Polyplex provides added workability to the GFRC mix and , particularly better adherence to vertical mold surfaces, so reducing the tendency of the wet mix to slide. It is suitable for use with both white and gray Portland cements.

Polyplex does not yellow when weathered, and is it will not discolor panel finishes, as some acrylic polymers can do.

Principals of the Polyplex polymer curing effect

Because it is thin, compared to conventional concrete (one half inch compared to three inches or thicker), GFRC without polymer can lose water by evaporation too quickly. GFRC composites had to be stored in a wet environment to maintain sufficient water in the composite and ensure complete hydration of the cement.
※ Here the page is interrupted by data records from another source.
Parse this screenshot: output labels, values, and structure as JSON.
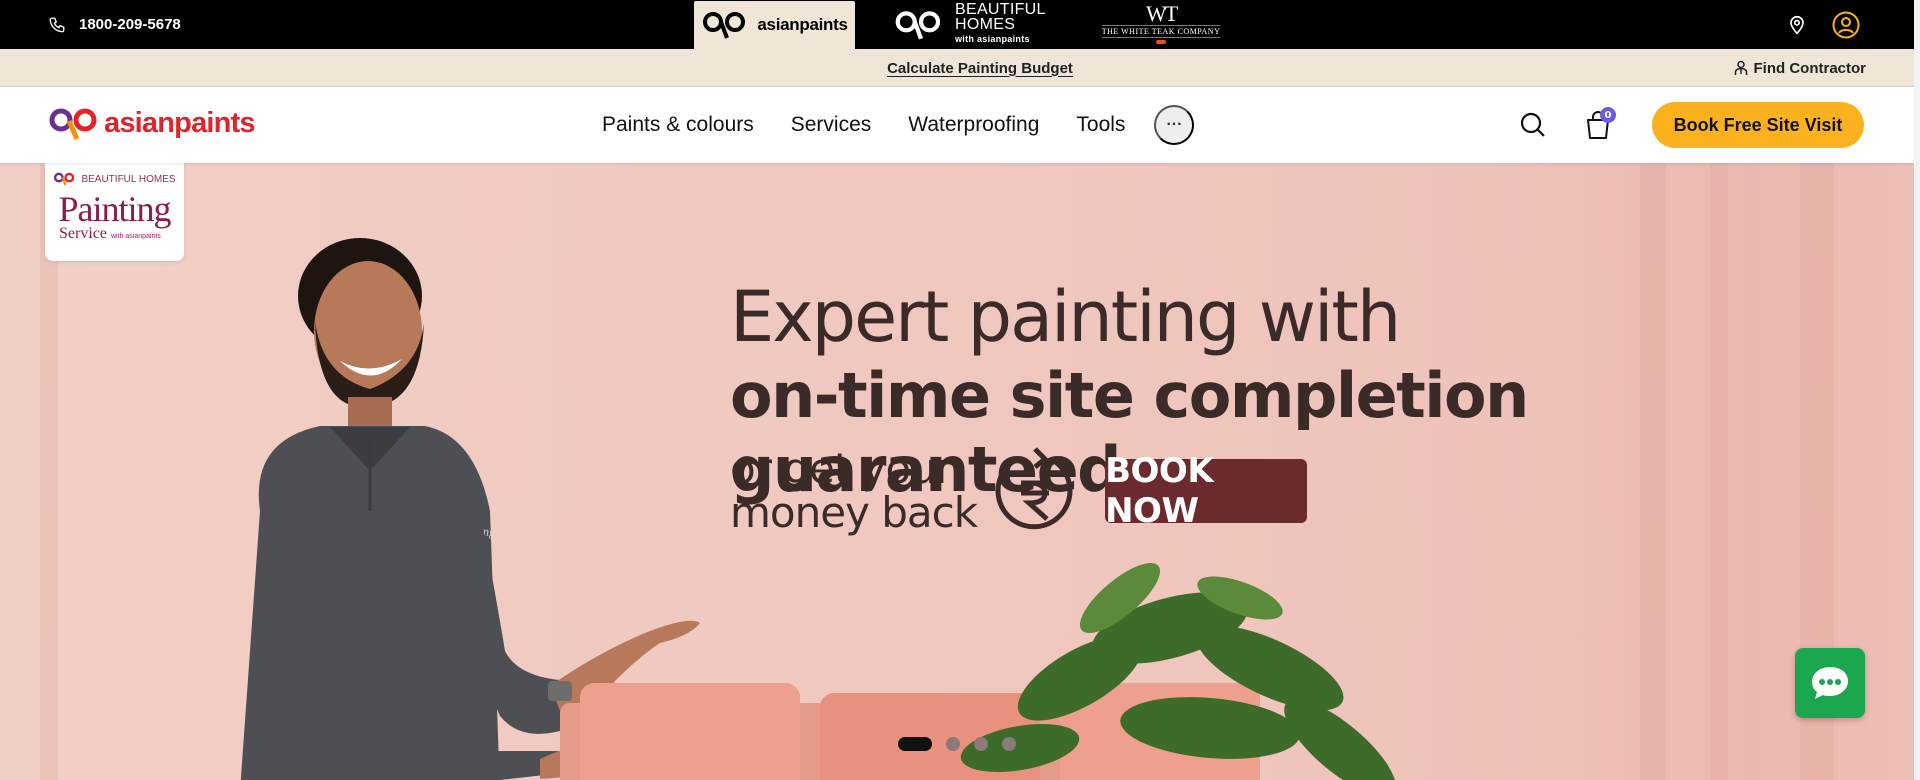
{
  "topbar": {
    "phone": "1800-209-5678",
    "brands": [
      {
        "name": "asianpaints",
        "active": true
      },
      {
        "line1": "BEAUTIFUL",
        "line2": "HOMES",
        "sub": "with asianpaints",
        "active": false
      },
      {
        "mark": "WT",
        "name": "THE WHITE TEAK COMPANY",
        "active": false
      }
    ],
    "icons": [
      "location-icon",
      "user-account-icon"
    ]
  },
  "subbar": {
    "budget_link": "Calculate Painting Budget",
    "find_contractor": "Find Contractor"
  },
  "nav": {
    "logo_text": "asianpaints",
    "links": [
      "Paints & colours",
      "Services",
      "Waterproofing",
      "Tools"
    ],
    "more_label": "···",
    "cart_count": "0",
    "cta": "Book Free Site Visit"
  },
  "hero": {
    "badge": {
      "brand": "BEAUTIFUL HOMES",
      "title": "Painting",
      "service": "Service",
      "sub": "with asianpaints"
    },
    "headline_1": "Expert painting with",
    "headline_2": "on-time site completion guaranteed",
    "money_line_1": "or get your",
    "money_line_2": "money back",
    "book_now": "BOOK NOW",
    "slides_total": 4,
    "slide_active": 1
  },
  "colors": {
    "accent_cta": "#fbb21e",
    "brand_red": "#e5222b",
    "hero_bg": "#f0c9c0",
    "book_now_bg": "#6b2a2e",
    "chat_green": "#1aa74d",
    "badge_purple": "#6e5ce6"
  }
}
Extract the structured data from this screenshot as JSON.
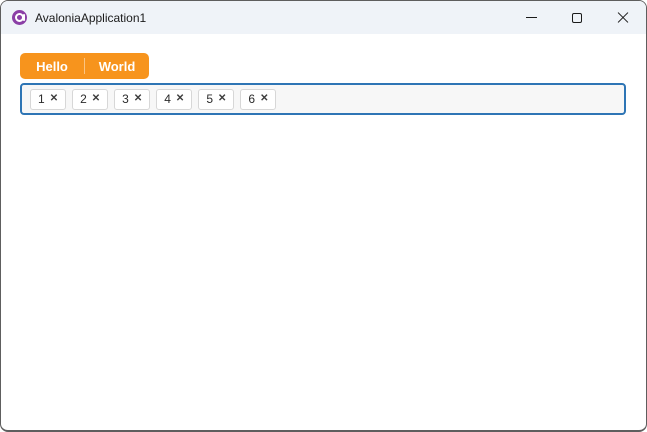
{
  "colors": {
    "accent_orange": "#F7941D",
    "focus_border_blue": "#2E75B5",
    "logo_purple": "#8B3FA6",
    "titlebar_bg": "#EFF3F8"
  },
  "title_bar": {
    "app_icon": "avalonia-logo-icon",
    "title": "AvaloniaApplication1",
    "buttons": [
      {
        "name": "minimize",
        "icon": "minimize-icon"
      },
      {
        "name": "maximize",
        "icon": "maximize-icon"
      },
      {
        "name": "close",
        "icon": "close-icon"
      }
    ]
  },
  "toolbar": {
    "split_button": {
      "left_label": "Hello",
      "right_label": "World"
    }
  },
  "tag_box": {
    "chips": [
      {
        "label": "1"
      },
      {
        "label": "2"
      },
      {
        "label": "3"
      },
      {
        "label": "4"
      },
      {
        "label": "5"
      },
      {
        "label": "6"
      }
    ],
    "remove_glyph": "✕"
  }
}
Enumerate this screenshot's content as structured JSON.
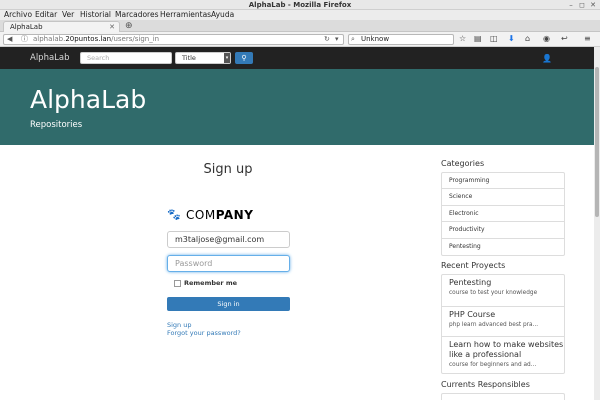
{
  "window": {
    "title": "AlphaLab - Mozilla Firefox"
  },
  "menubar": {
    "items": [
      "Archivo",
      "Editar",
      "Ver",
      "Historial",
      "Marcadores",
      "Herramientas",
      "Ayuda"
    ]
  },
  "tab": {
    "label": "AlphaLab"
  },
  "urlbar": {
    "prefix": "alphalab.",
    "host": "20puntos.lan",
    "path": "/users/sign_in"
  },
  "searchbar": {
    "value": "Unknow"
  },
  "sitenav": {
    "brand": "AlphaLab",
    "search_placeholder": "Search",
    "select_value": "Title"
  },
  "hero": {
    "title": "AlphaLab",
    "subtitle": "Repositories"
  },
  "signup": {
    "title": "Sign up",
    "logo_text_light": "COM",
    "logo_text_bold": "PANY",
    "email_value": "m3taljose@gmail.com",
    "password_placeholder": "Password",
    "remember_label": "Remember me",
    "signin_label": "Sign in",
    "signup_link": "Sign up",
    "forgot_link": "Forgot your password?"
  },
  "sidebar": {
    "categories_title": "Categories",
    "categories": [
      "Programming",
      "Science",
      "Electronic",
      "Productivity",
      "Pentesting"
    ],
    "projects_title": "Recent Proyects",
    "projects": [
      {
        "title": "Pentesting",
        "desc": "course to test your knowledge"
      },
      {
        "title": "PHP Course",
        "desc": "php learn advanced best pra..."
      },
      {
        "title": "Learn how to make websites like a professional",
        "desc": "course for beginners and ad..."
      }
    ],
    "responsibles_title": "Currents Responsibles"
  }
}
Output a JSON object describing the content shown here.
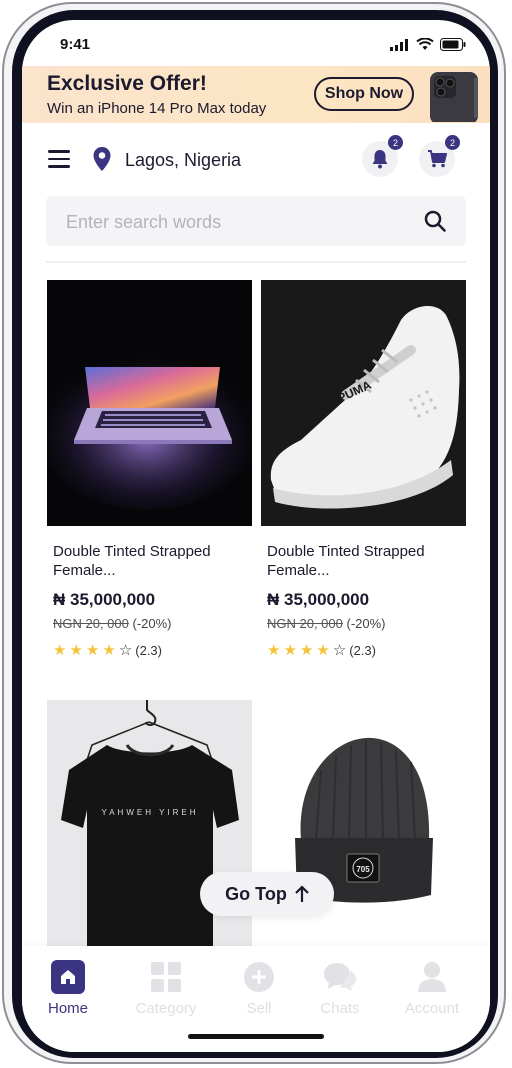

Polyplex when added to GFRC mixes at the recommended level, does not change the hydration process of Portland cement. It’s the function is to reduce permeability during the first few hours of cure, first on the surface by forming a sealing film and then within the composite. This reduced permeability in the composite significantly lessens the loss of water by evaporation, facilitating the full hydration and cure of the Portland cement.

Excessive loss of water during curing, to such an extent that there’s not sufficient water remaining to fully hydrate the Portland cement, will result in low cement and composite strengths. Further , there are no remedial procedures that will retrieve the composite strengths if the initial cure is not done correctly.